- E2.0 culture change: “Imagine if a store with low sales accused their customers of “resistance”!” (@timoelliott)
- Adoption is not a matter of resistance. If your store that wasn’t being trafficked, would you blame resistance?(@marciamarcia)
- “When you grow up on the internet, client-server looks like green screen today.” (@nenshad)
- Nike talks about “lessons shared”, rather than “lessons learned”. (@lehaweslive)
- @rotkapchen: Why do so many people use the term “enterprise-wide” then? Why not “enterprise-deep”? (@richardveryard)
- @rotkapchen: The first sign that someone has absolutely no clue about E2.0…when they keep referring to “users”. (@ekolsky)
- @marciamarcia: If culture eats strategy for breakfast, how do you feed culture? (@ajeanne)
- Innovation occurs at the intersection of contextually disparate concepts brought together creatively and with an open mind(@paulguyandersen)
The following three-part presentation explores why merely implementing a wiki style knowledge management system, such as Sharepoint or Confluence does not work for an enterprise, and why social software, like Lotus Connections are required to create a collaborative culture in an enterprise.

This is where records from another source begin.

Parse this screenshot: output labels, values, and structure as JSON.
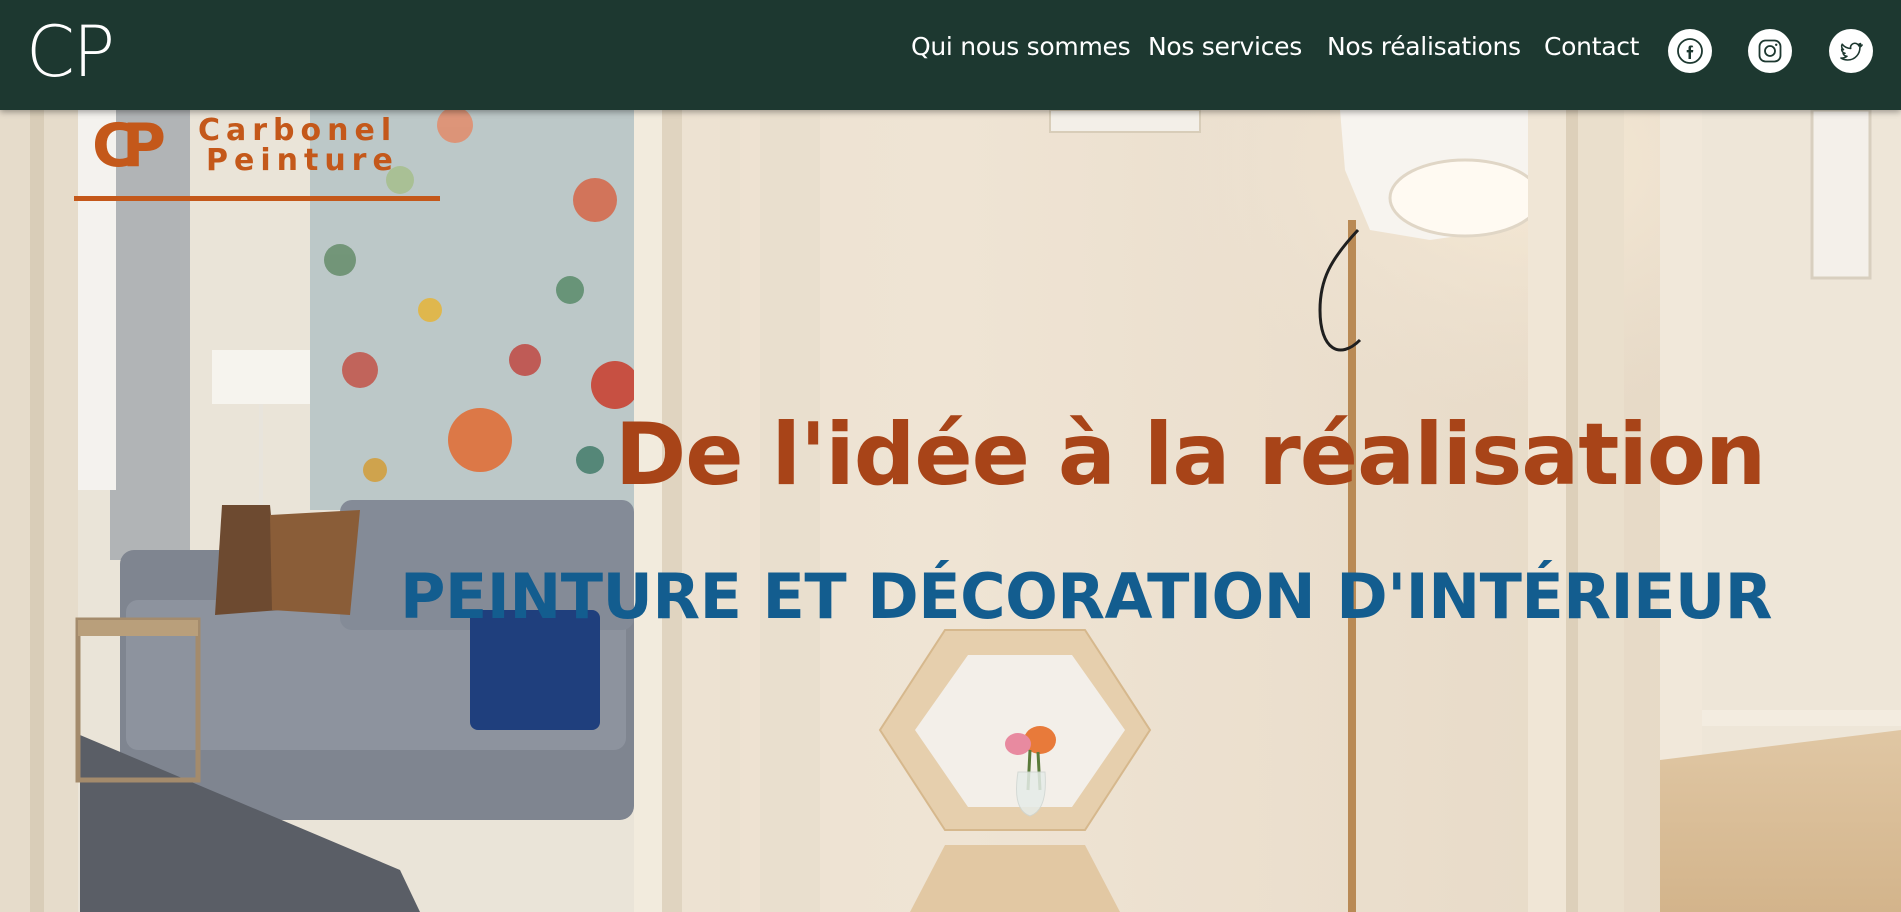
{
  "header": {
    "logo": "CP",
    "nav": [
      {
        "label": "Qui nous sommes"
      },
      {
        "label": "Nos services"
      },
      {
        "label": "Nos réalisations"
      },
      {
        "label": "Contact"
      }
    ],
    "social": [
      {
        "icon": "facebook-icon"
      },
      {
        "icon": "instagram-icon"
      },
      {
        "icon": "twitter-icon"
      }
    ]
  },
  "hero": {
    "brand": {
      "mark": "CP",
      "line1": "Carbonel",
      "line2": "Peinture"
    },
    "headline": "De l'idée à la réalisation",
    "subheadline": "PEINTURE ET DÉCORATION D'INTÉRIEUR"
  },
  "colors": {
    "nav_bg": "#1d3830",
    "headline": "#a84418",
    "subheadline": "#135d8f",
    "brand": "#c4581a"
  }
}
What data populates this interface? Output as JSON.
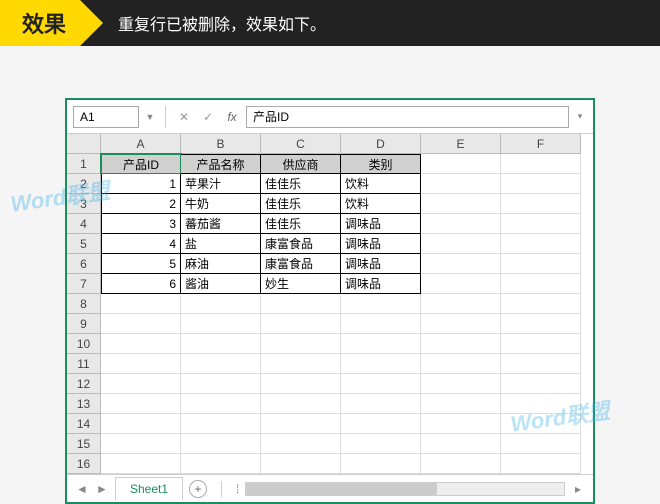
{
  "banner": {
    "label": "效果",
    "text": "重复行已被删除，效果如下。"
  },
  "cellRef": "A1",
  "formulaValue": "产品ID",
  "columns": [
    "A",
    "B",
    "C",
    "D",
    "E",
    "F"
  ],
  "rowCount": 16,
  "headers": [
    "产品ID",
    "产品名称",
    "供应商",
    "类别"
  ],
  "rows": [
    [
      "1",
      "苹果汁",
      "佳佳乐",
      "饮料"
    ],
    [
      "2",
      "牛奶",
      "佳佳乐",
      "饮料"
    ],
    [
      "3",
      "蕃茄酱",
      "佳佳乐",
      "调味品"
    ],
    [
      "4",
      "盐",
      "康富食品",
      "调味品"
    ],
    [
      "5",
      "麻油",
      "康富食品",
      "调味品"
    ],
    [
      "6",
      "酱油",
      "妙生",
      "调味品"
    ]
  ],
  "sheetTab": "Sheet1",
  "watermark": "Word联盟"
}
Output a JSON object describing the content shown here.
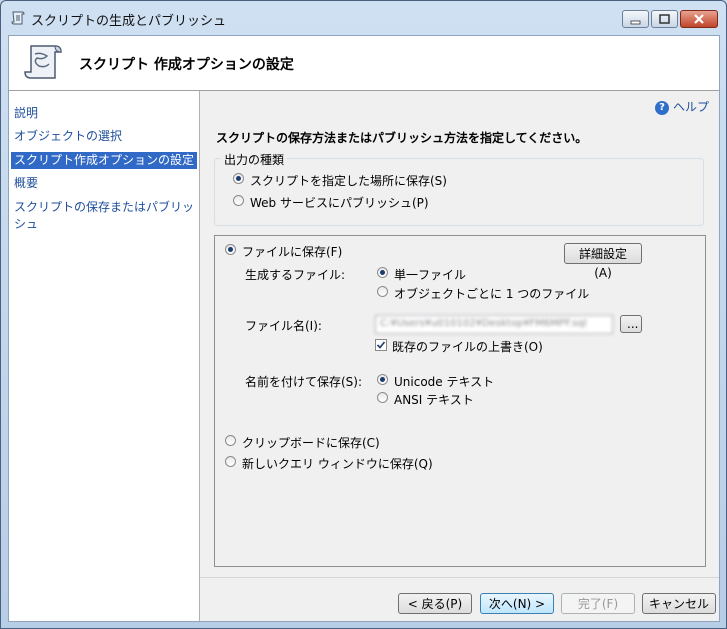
{
  "window": {
    "title": "スクリプトの生成とパブリッシュ"
  },
  "header": {
    "title": "スクリプト 作成オプションの設定"
  },
  "nav": {
    "items": [
      "説明",
      "オブジェクトの選択",
      "スクリプト作成オプションの設定",
      "概要",
      "スクリプトの保存またはパブリッシュ"
    ],
    "selected_index": 2
  },
  "main": {
    "help": "ヘルプ",
    "instruction": "スクリプトの保存方法またはパブリッシュ方法を指定してください。",
    "output_type": {
      "label": "出力の種類",
      "options": [
        "スクリプトを指定した場所に保存(S)",
        "Web サービスにパブリッシュ(P)"
      ],
      "selected_index": 0
    },
    "save_to_file": {
      "label": "ファイルに保存(F)",
      "selected": true,
      "advanced_button": "詳細設定(A)",
      "files_label": "生成するファイル:",
      "files_options": [
        "単一ファイル",
        "オブジェクトごとに 1 つのファイル"
      ],
      "files_selected_index": 0,
      "filename_label": "ファイル名(I):",
      "filename_value": "C:¥Users¥u010102¥Desktop¥FM6MPF.sql",
      "browse_button": "...",
      "overwrite_label": "既存のファイルの上書き(O)",
      "overwrite_checked": true,
      "save_as_label": "名前を付けて保存(S):",
      "save_as_options": [
        "Unicode テキスト",
        "ANSI テキスト"
      ],
      "save_as_selected_index": 0
    },
    "clipboard": "クリップボードに保存(C)",
    "query_window": "新しいクエリ ウィンドウに保存(Q)"
  },
  "footer": {
    "back": "< 戻る(P)",
    "next": "次へ(N) >",
    "finish": "完了(F)",
    "cancel": "キャンセル"
  }
}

People at the Center
Clay Shirky once made the following observation:
"Every time social software improves, it is followed by changes in the way groups work and socialize. One consistently surprising aspect of social software is that it is impossible to predict in advance all of the social dynamics it will create.”
If your organization currently uses Lotus Connections, and you have stumbled upon some new (unexpected) social dynamics with the use of the software, please share them here.
Modified on by Saqib Ali